On that note, you can think of the trims in terms of similarly performing cars and their comparative price:
The SR8e is coded such because it’s the ‘economy’ model. Sure, it’s not that frugal (at a smidge over 10L/100km mixed regular driving), but it’s as economical as we could get it while pumping out over 700bhp (with peak torque available all the way from 1700rpm, I should add). At the base price of 50K AUD/35K USD, it’s priced at the level of a FK8 Type R, and less than, say, a Focus RS or Golf R. But it goes like a 458. It doesn’t quite have the cargo versatility of a hatchback, but twice the power of the hottest of hot hatches, at about an eighth the price of a Ferrari? As I mentioned, it doesn’t have hand-crafted leather upholstery with double stitching and the paint doesn’t cost 15k for a single coat or whatever it is that makes Ferraris so expensive, but it’s got bucket seats, A/C, Apple CarPlay/Android Auto, and you can dial the driving aids all the way down to OFF. What more could you want? I suppose if you wanted a fairer, more contemporary comparison, you can look at the American marvels of today, such as the Camaro ZL1: 100% the performance of a ZL1, for about half the price.

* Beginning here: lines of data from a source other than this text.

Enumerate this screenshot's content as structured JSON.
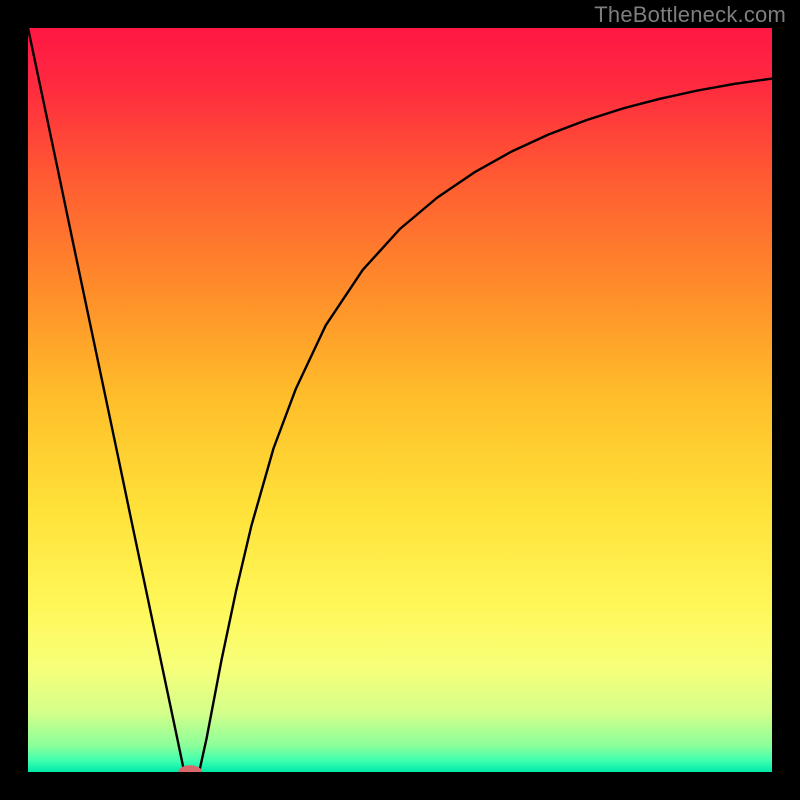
{
  "watermark": "TheBottleneck.com",
  "chart_data": {
    "type": "line",
    "title": "",
    "xlabel": "",
    "ylabel": "",
    "xlim": [
      0,
      100
    ],
    "ylim": [
      0,
      100
    ],
    "gradient_stops": [
      {
        "offset": 0.0,
        "color": "#ff1744"
      },
      {
        "offset": 0.08,
        "color": "#ff2b3f"
      },
      {
        "offset": 0.2,
        "color": "#ff5a32"
      },
      {
        "offset": 0.35,
        "color": "#ff8c2a"
      },
      {
        "offset": 0.5,
        "color": "#ffbf2a"
      },
      {
        "offset": 0.65,
        "color": "#ffe23a"
      },
      {
        "offset": 0.78,
        "color": "#fff85a"
      },
      {
        "offset": 0.86,
        "color": "#f7ff79"
      },
      {
        "offset": 0.92,
        "color": "#d4ff8a"
      },
      {
        "offset": 0.965,
        "color": "#8aff9a"
      },
      {
        "offset": 0.985,
        "color": "#3dffb0"
      },
      {
        "offset": 1.0,
        "color": "#00e8a8"
      }
    ],
    "series": [
      {
        "name": "bottleneck-curve",
        "x": [
          0,
          2,
          4,
          6,
          8,
          10,
          12,
          14,
          16,
          18,
          20,
          21,
          22,
          23,
          24,
          26,
          28,
          30,
          33,
          36,
          40,
          45,
          50,
          55,
          60,
          65,
          70,
          75,
          80,
          85,
          90,
          95,
          100
        ],
        "y": [
          100,
          90.5,
          81.0,
          71.4,
          61.9,
          52.4,
          42.9,
          33.3,
          23.8,
          14.3,
          4.8,
          0.0,
          0.0,
          0.0,
          4.5,
          15.0,
          24.5,
          33.0,
          43.5,
          51.5,
          60.0,
          67.5,
          73.0,
          77.2,
          80.6,
          83.4,
          85.7,
          87.6,
          89.2,
          90.5,
          91.6,
          92.5,
          93.2
        ]
      }
    ],
    "marker": {
      "name": "optimal-marker",
      "x_center": 21.8,
      "y": 0,
      "rx": 1.6,
      "ry": 0.9,
      "color": "#d96a6a"
    }
  }
}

This is a somewhat self-indulgent nod to ourselves, the acknowledgement that we can’t resist making a car without giving it 1000 horses and a top speed of over 400km/h. So that’s what this gets, well, more like 1050bhp. I suppose this makes it a wannabe Veyron for a fraction of the engineering. But track wise it’s running with the likes of LFA, GT3, ACR, thanks to… you guessed it, using bigger turbos and stiffening the suspension.
##[color=gold]SR8 “GG Tune” Competizione[/color]

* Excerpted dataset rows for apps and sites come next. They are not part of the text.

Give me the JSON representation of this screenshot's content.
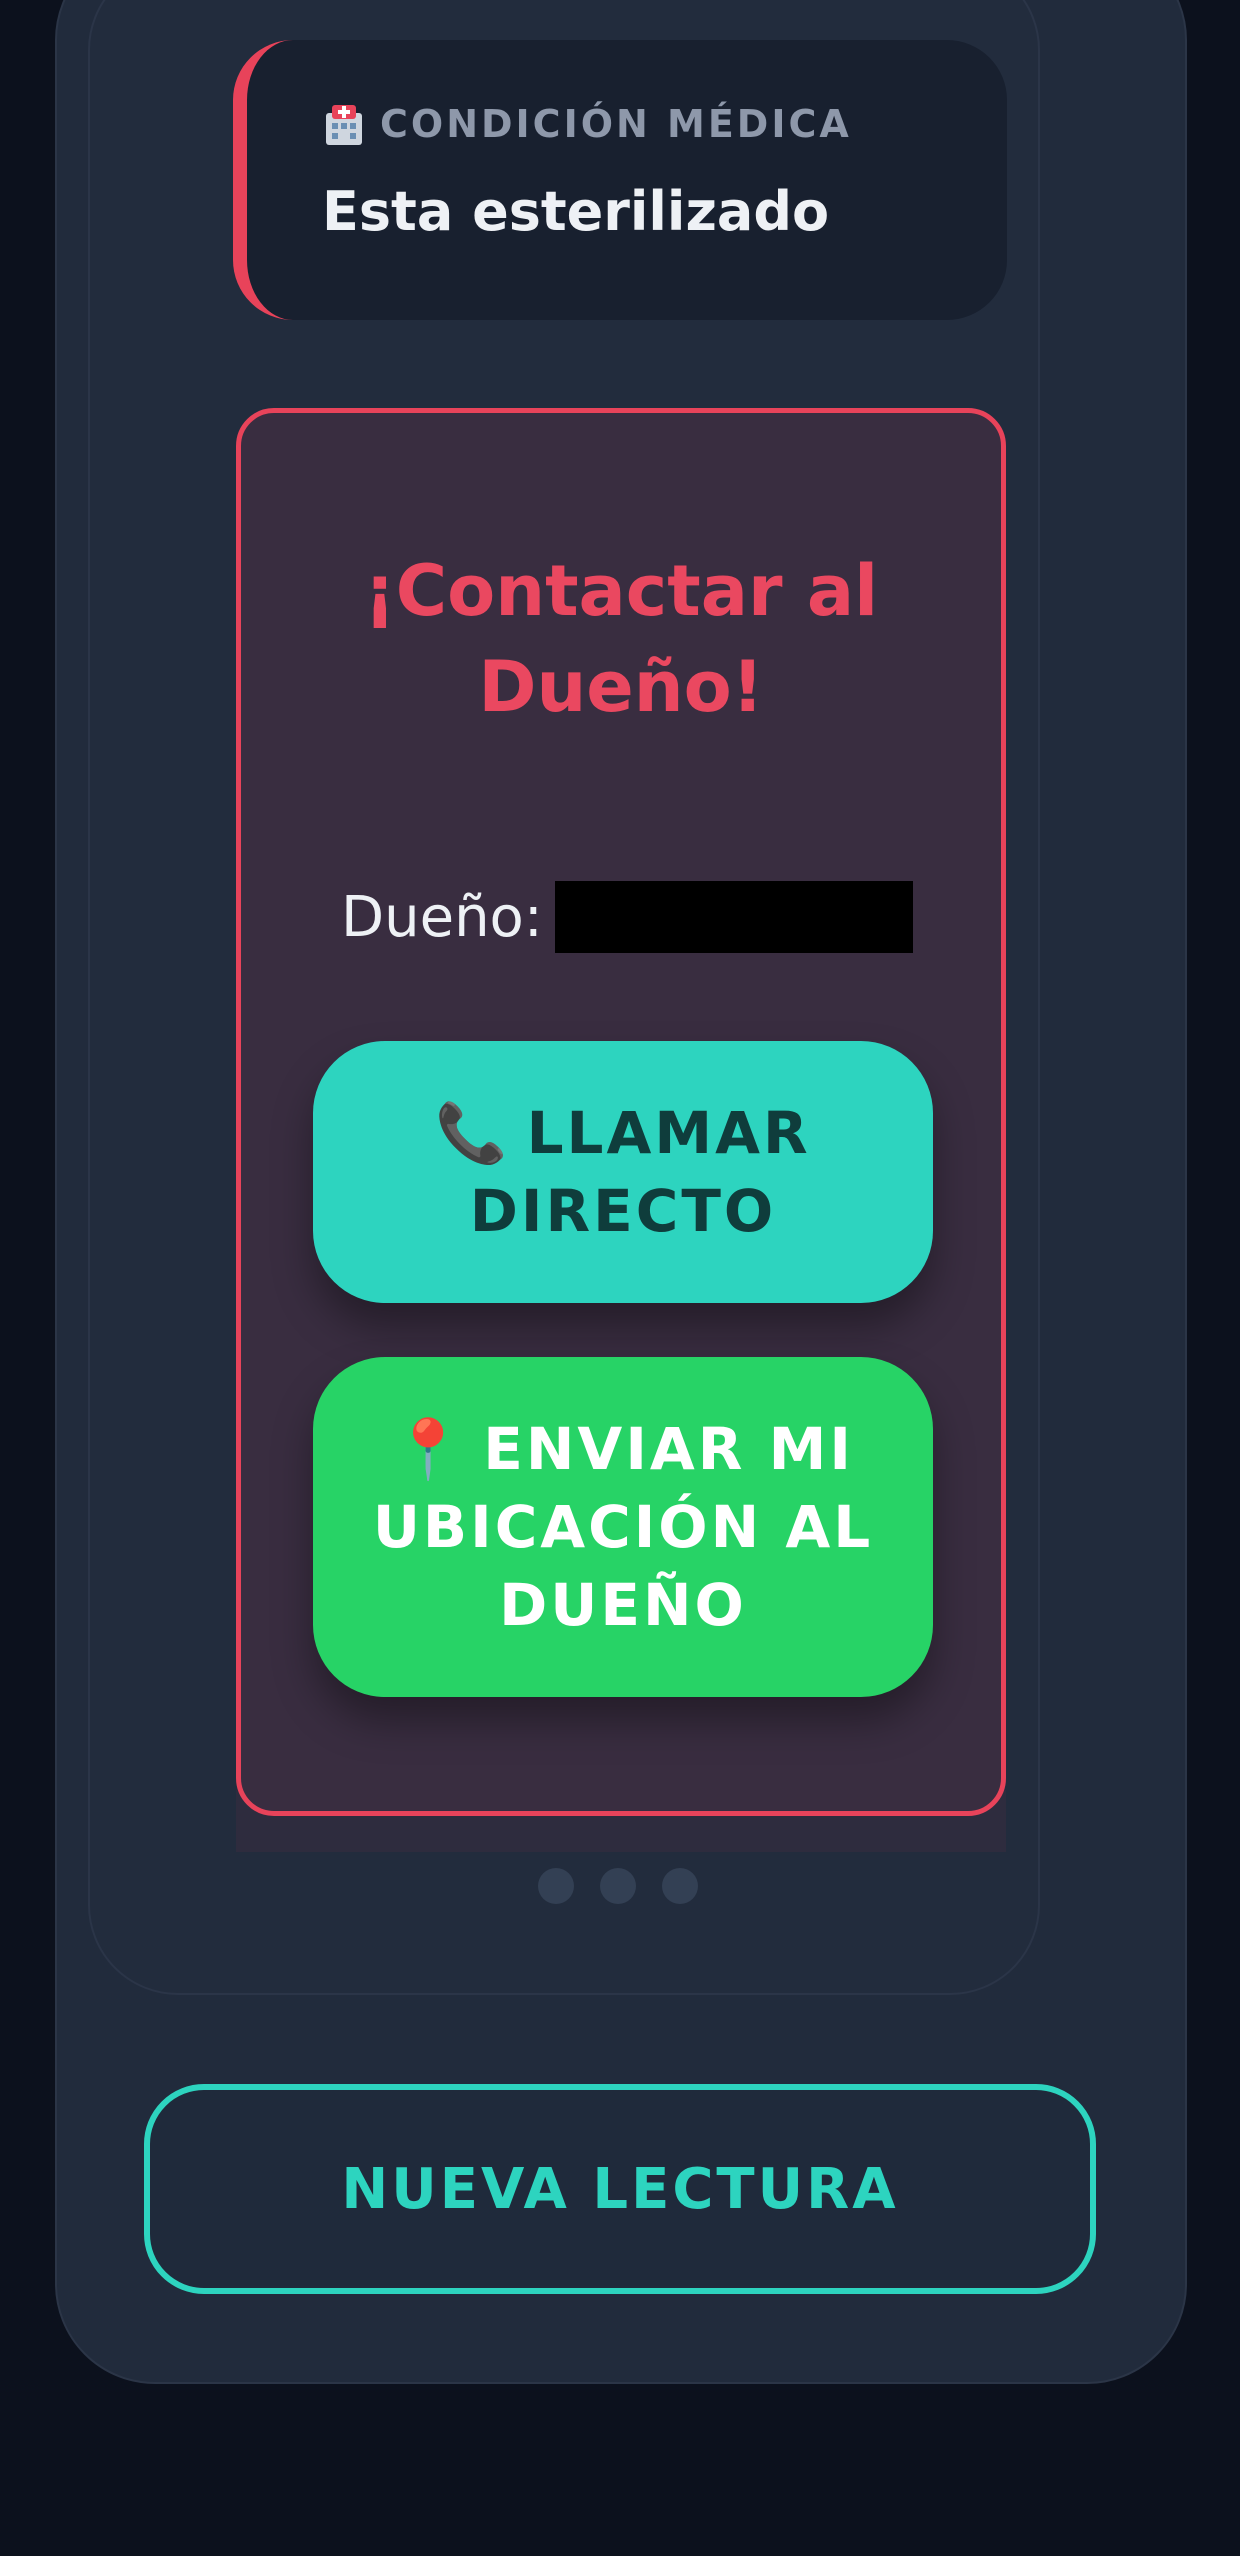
{
  "medical": {
    "label": "CONDICIÓN MÉDICA",
    "value": "Esta esterilizado",
    "icon": "hospital-icon"
  },
  "contact": {
    "title": "¡Contactar al Dueño!",
    "owner_label": "Dueño:",
    "call_icon": "📞",
    "call_label": "LLAMAR DIRECTO",
    "location_icon": "📍",
    "location_label": "ENVIAR MI UBICACIÓN AL DUEÑO"
  },
  "carousel": {
    "dots": 3
  },
  "footer": {
    "new_reading_label": "NUEVA LECTURA"
  },
  "colors": {
    "accent_red": "#e8435a",
    "accent_teal": "#2dd4bf",
    "accent_green": "#27d366",
    "background": "#0c111d",
    "panel": "#212b3c"
  }
}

a.k.a. Bumblebee a.k.a. “Mac’n’Cheese Beest”. What we ran in Goodwood. This is a proof of concept. The one overriding challenge we had was to prove it was possible to squeeze a sub-seven car out of our base. And when you don’t have money, or time, or really fancy parts and you only get the tyres you can buy at the local dealer, that sub-seven can look like a daunting goal. Or, if you have a driver whose only fear in life is going slow, you can strip the interior, crank the BOOSCHT dial up to eleven and squeeze out close to 1500 ponies, and hope for the best.
Note that the top speed barely changes after the addition of 400 extra horses, that was because part of our limitations was not being allowed to alter the body at all. All three trims share an identical body. The only thing that changed, was the default angle of attack on the lip and the wing. I think it goes without saying that we’ll be producing the “GG Tune” trim in exceedingly limited numbers, and we’ll be vetting customers on that one, because we don’t want all of them going on unscheduled dates with barriers, poles, walls or trees.
What really gets me is that this is a car as tuned as a base model. I just wonder what will happen once the modders get their hands on it, as I’m very sure they will. And that’s all part of the spirit that we hope to share and foster.
As excited as I’ve been working on this beast of a machine, I think I’ve blabbed on quite long enough. In fact, I think it’s time I reserved my own SR8e!
vroom vroom mother[spoiler]fuckers[/spoiler],